Unusual features/differences from similar
The hooves are very long, designed to splay outward for
support on mud.
Visible Male/Female Differences
males bear horns, corkscrewed with a prominent ridge almost to the white
tips. Females have two pairs of nipples between the hind legs.
Habitat and Distribution
only in dense reed beds and grasslands in the Okavango and
Chobe. They make short seasonal migrations out of the reed beds during the annual flood.
sprouts of reeds and papyrus as well as papyrus flowers. Sitatunga also graze and browses on trees, ferns and
A single calf is born and weaned at 4-5 months. Calves are born on reed
platforms prepared by the mothers which return 2-4 times a day to suckle.
Behavior and Habits
at any time of the day or night except in the heat of the day, moving out of the reed beds
and into woodland at night. They are strong swimmers and have no problem feeding
in shoulder deep water. They rest on floating platform of reeds where they make narrow pathways.
Normally solitary, they may be seen in herds of up to six
females with a mature ram. Sitatunga are not territorial. Rams display their
standing tall, threatening with the horns, and horning the soil. Calves swim before they can walk properly. Sitatunga run for only 50 -
100 m, stop and listen for pursuit, may take to
the water and swim away or may hide by going under the water with only the nostrils above
the surface. Leopards, lions and
wild dogs take sitatunga while
they are on dry land.
A loud bark,
given more often at night.

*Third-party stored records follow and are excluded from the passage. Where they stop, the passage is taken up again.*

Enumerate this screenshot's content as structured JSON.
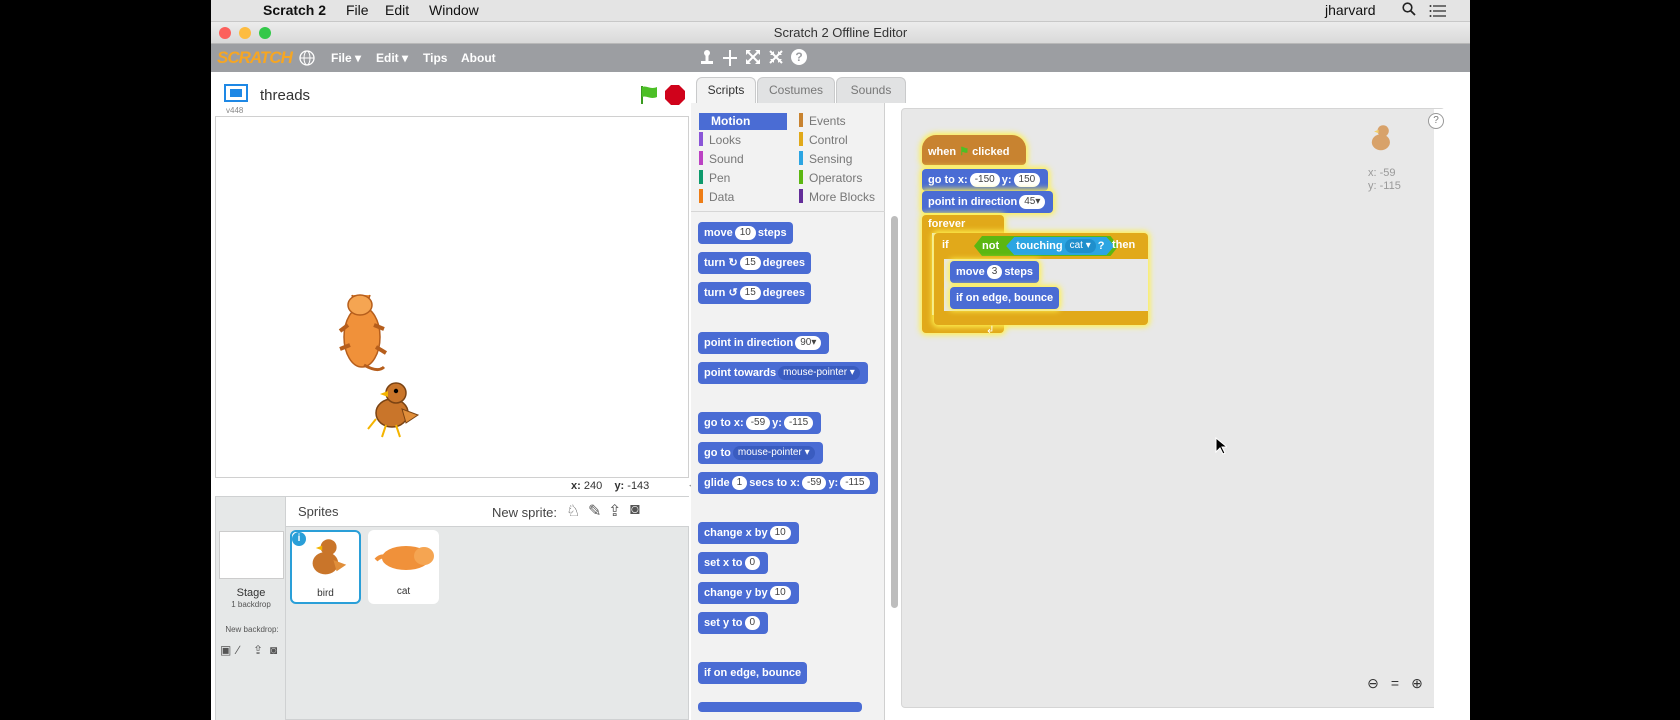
{
  "menubar": {
    "app": "Scratch 2",
    "items": [
      "File",
      "Edit",
      "Window"
    ],
    "user": "jharvard"
  },
  "window": {
    "title": "Scratch 2 Offline Editor"
  },
  "toolbar": {
    "logo": "SCRATCH",
    "menus": [
      "File ▾",
      "Edit ▾",
      "Tips",
      "About"
    ]
  },
  "stage": {
    "project_name": "threads",
    "version": "v448",
    "x_label": "x:",
    "x_value": "240",
    "y_label": "y:",
    "y_value": "-143"
  },
  "sprites": {
    "title": "Sprites",
    "new_sprite": "New sprite:",
    "stage_label": "Stage",
    "stage_sub": "1 backdrop",
    "new_backdrop": "New backdrop:",
    "items": [
      {
        "name": "bird"
      },
      {
        "name": "cat"
      }
    ]
  },
  "tabs": [
    "Scripts",
    "Costumes",
    "Sounds"
  ],
  "categories": {
    "left": [
      "Motion",
      "Looks",
      "Sound",
      "Pen",
      "Data"
    ],
    "right": [
      "Events",
      "Control",
      "Sensing",
      "Operators",
      "More Blocks"
    ],
    "colors": {
      "Motion": "#4a6cd4",
      "Looks": "#8a55d7",
      "Sound": "#bb42c3",
      "Pen": "#0e9a6c",
      "Data": "#ee7d16",
      "Events": "#c88330",
      "Control": "#e1a91a",
      "Sensing": "#2ca5e2",
      "Operators": "#5cb712",
      "More Blocks": "#632d99"
    }
  },
  "palette": {
    "move": {
      "a": "move",
      "v": "10",
      "b": "steps"
    },
    "turn_cw": {
      "a": "turn",
      "v": "15",
      "b": "degrees"
    },
    "turn_ccw": {
      "a": "turn",
      "v": "15",
      "b": "degrees"
    },
    "point_dir": {
      "a": "point in direction",
      "v": "90▾"
    },
    "point_towards": {
      "a": "point towards",
      "v": "mouse-pointer ▾"
    },
    "goto_xy": {
      "a": "go to x:",
      "v1": "-59",
      "b": "y:",
      "v2": "-115"
    },
    "goto": {
      "a": "go to",
      "v": "mouse-pointer ▾"
    },
    "glide": {
      "a": "glide",
      "v1": "1",
      "b": "secs to x:",
      "v2": "-59",
      "c": "y:",
      "v3": "-115"
    },
    "change_x": {
      "a": "change x by",
      "v": "10"
    },
    "set_x": {
      "a": "set x to",
      "v": "0"
    },
    "change_y": {
      "a": "change y by",
      "v": "10"
    },
    "set_y": {
      "a": "set y to",
      "v": "0"
    },
    "bounce": {
      "a": "if on edge, bounce"
    }
  },
  "script": {
    "hat": {
      "a": "when",
      "b": "clicked"
    },
    "goto": {
      "a": "go to x:",
      "v1": "-150",
      "b": "y:",
      "v2": "150"
    },
    "point": {
      "a": "point in direction",
      "v": "45▾"
    },
    "forever": "forever",
    "if": {
      "a": "if",
      "not": "not",
      "touching": "touching",
      "target": "cat ▾",
      "q": "?",
      "then": "then"
    },
    "move": {
      "a": "move",
      "v": "3",
      "b": "steps"
    },
    "bounce": "if on edge, bounce"
  },
  "sprite_info": {
    "x": "x: -59",
    "y": "y: -115"
  }
}
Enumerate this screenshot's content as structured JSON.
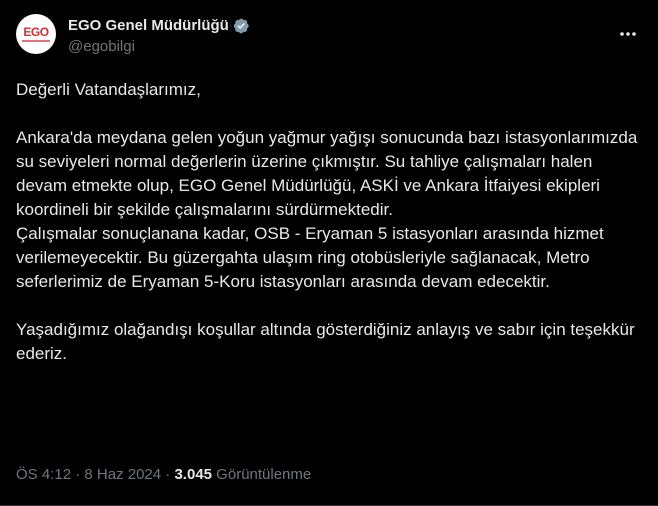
{
  "account": {
    "display_name": "EGO Genel Müdürlüğü",
    "handle": "@egobilgi",
    "avatar_text": "EGO",
    "verified_color": "#829aab"
  },
  "tweet": {
    "paragraphs": [
      "Değerli Vatandaşlarımız,",
      "Ankara'da meydana gelen yoğun yağmur yağışı sonucunda bazı istasyonlarımızda su seviyeleri normal değerlerin üzerine çıkmıştır. Su tahliye çalışmaları halen devam etmekte olup, EGO Genel Müdürlüğü, ASKİ ve Ankara İtfaiyesi ekipleri koordineli bir şekilde çalışmalarını sürdürmektedir.\nÇalışmalar sonuçlanana kadar, OSB - Eryaman 5 istasyonları arasında hizmet verilemeyecektir. Bu güzergahta ulaşım ring otobüsleriyle sağlanacak, Metro seferlerimiz de Eryaman 5-Koru istasyonları arasında devam edecektir.",
      "Yaşadığımız olağandışı koşullar altında gösterdiğiniz anlayış ve sabır için teşekkür ederiz."
    ]
  },
  "meta": {
    "time": "ÖS 4:12",
    "separator": " · ",
    "date": "8 Haz 2024",
    "views_count": "3.045",
    "views_label": " Görüntülenme"
  },
  "icons": {
    "verified": "verified-badge-icon",
    "more": "more-options-icon"
  }
}
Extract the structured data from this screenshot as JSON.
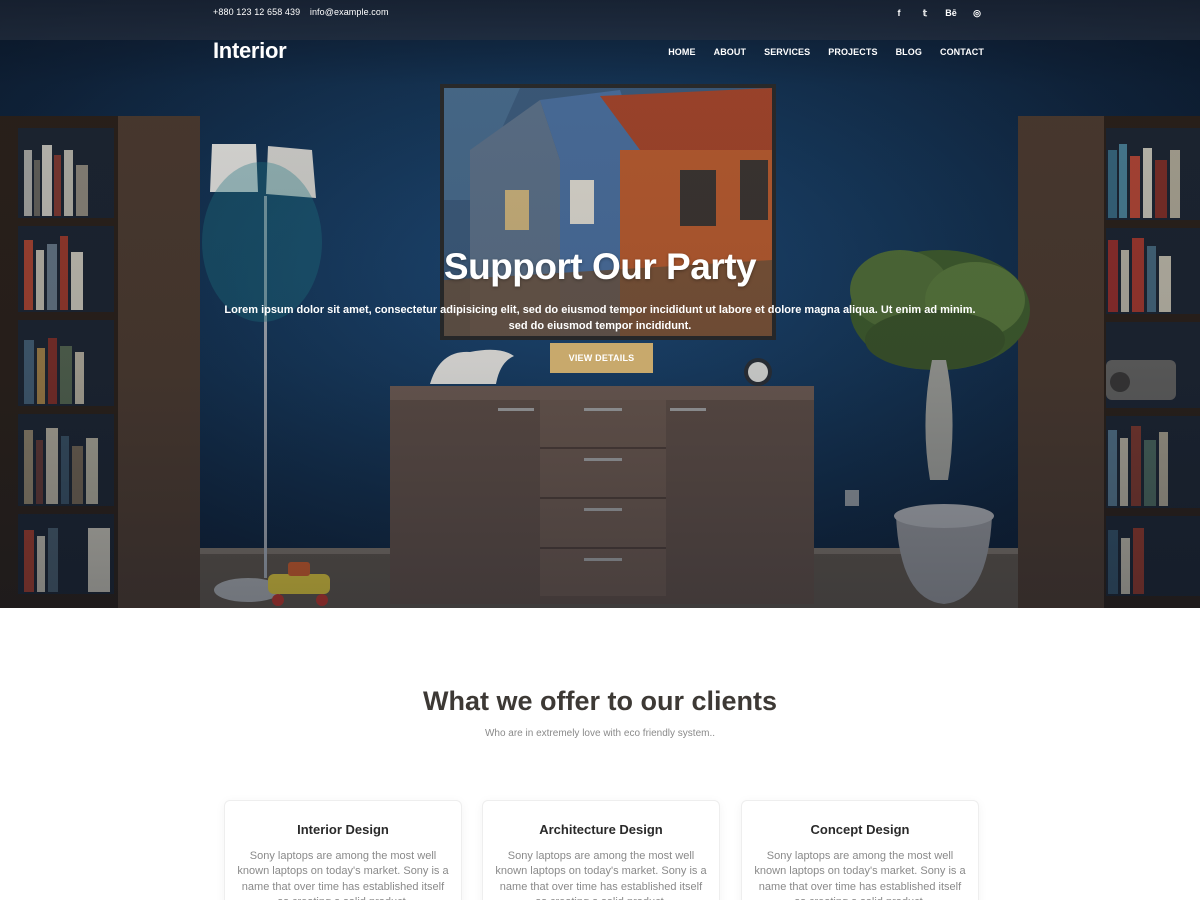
{
  "topbar": {
    "phone": "+880 123 12 658 439",
    "email": "info@example.com",
    "social": [
      {
        "icon": "facebook-icon",
        "glyph": "f"
      },
      {
        "icon": "twitter-icon",
        "glyph": "𝕥"
      },
      {
        "icon": "behance-icon",
        "glyph": "Bē"
      },
      {
        "icon": "dribbble-icon",
        "glyph": "◎"
      }
    ]
  },
  "header": {
    "logo": "Interior",
    "nav": [
      "HOME",
      "ABOUT",
      "SERVICES",
      "PROJECTS",
      "BLOG",
      "CONTACT"
    ]
  },
  "hero": {
    "title": "Support Our Party",
    "text": "Lorem ipsum dolor sit amet, consectetur adipisicing elit, sed do eiusmod tempor incididunt ut labore et dolore magna aliqua. Ut enim ad minim. sed do eiusmod tempor incididunt.",
    "button": "VIEW DETAILS"
  },
  "offer": {
    "title": "What we offer to our clients",
    "subtitle": "Who are in extremely love with eco friendly system..",
    "cards": [
      {
        "title": "Interior Design",
        "text": "Sony laptops are among the most well known laptops on today's market. Sony is a name that over time has established itself as creating a solid product."
      },
      {
        "title": "Architecture Design",
        "text": "Sony laptops are among the most well known laptops on today's market. Sony is a name that over time has established itself as creating a solid product."
      },
      {
        "title": "Concept Design",
        "text": "Sony laptops are among the most well known laptops on today's market. Sony is a name that over time has established itself as creating a solid product."
      }
    ]
  },
  "colors": {
    "accent": "#c8a96c",
    "wall": "#153556",
    "heading": "#3d3935",
    "muted": "#8a8a8a"
  }
}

Dung and Field sign
of broken down reeds. Narrow pathways through the reeds. Broken papyrus stems with the flowers bitten off.